The Taliban need help to break their al-Qaida ties Michael Semple The west should offer the pragmatic wing of the Taliban an alternative to al-Qaida’s armed struggle
Now the Taliban does not rely on al-Qaeda nor does it need al-Qaeda’s support for its insurgency. Al-Qaeda gains more from the relationship, not least of all a role in the insurgency in Afghanistan and an alternative to the Islamic State that it can promote to discredit its former ally.
Western intelligence officials estimate that there are less than 100 al-Qaida-linked fighters in Afghanistan, and last year the United Nations split its sanctions list to separate the Taliban and
“Our intelligence indicates the relationship between the Afghan Taliban and al-Qaeda was between Mullah Omar and Osama bin Laden, not the organizations,” said one U.S. military official in Kabul.

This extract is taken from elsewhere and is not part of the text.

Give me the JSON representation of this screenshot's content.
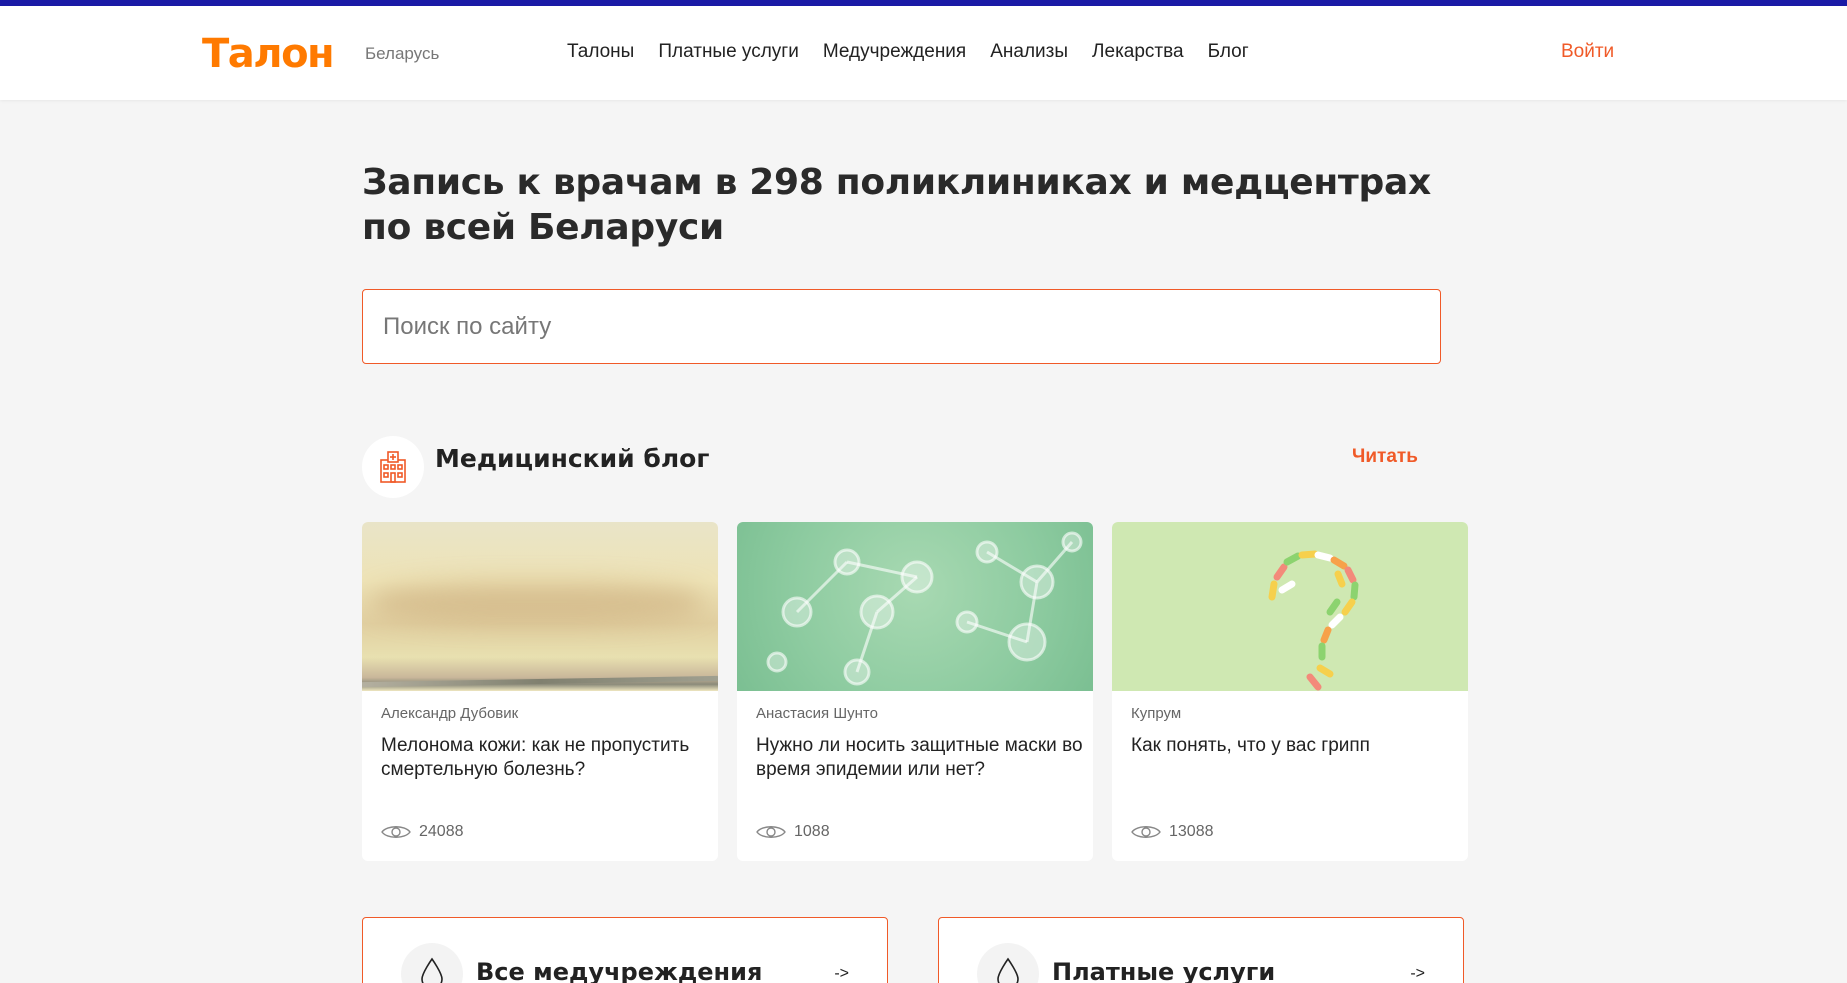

Aminullah’s ties with al Qaeda and Pakistani jihadist groups has been established nearly a decade ago. It is no surprise that at least one of his deputies (Maulawi Inayatullah) provides support for al Qaeda and Pakistani jihadist groups. The Taliban is seeded with leaders such as Aminullah and Inayatullah, whose ties with al Qaeda run deep.
The Taliban leadership knows it paid a heavy price — its regime — for its unwillingness to part ways with al Qaeda. The Taliban leaders have also noted that al Qaeda has lost appeal among the locals and realizes that if they do not change, they could be sidelined by more pragmatic elements.
In my opinion, the controversy over the continuation or termination of al Qaeda’s and Taliban’s strategic ties in Afghanistan, as well as the allegation of a quarrel between al Qaeda and Hayat
The absence of Taliban commentary on al-Qaida led apologists for the Taliban to argue they had abandoned al-Qaida and were just Afghan nationalists or Pashtun warriors fighting a foreign occupation.
The death of Osama bin Laden is expected to spark debate within the Afghan Taliban about their ties to al-Qaida, a union the U.S. insists must end if the Afghan insurgents want to talk peace. less
Their relationship has evolved over time, so it hasn’t remained static, as often portrayed in the media. The Taliban, contrary to popular perception, also did not invite Osama Bin Laden to Afghanistan.
Osama bin Laden’s death is likely to revive a debate within the Afghan Taliban about their ties to al-Qaida – a union the U.S. insists must end if the insurgents want to talk peace.
May 20, 2011 · The exact nature of the Taliban’s relationship with al-Qaeda following the September 11 attacks remains unclear. In May 2011, U.S. forces staged a raid on a safe house in Pakistan where bin Laden was believed to be hiding.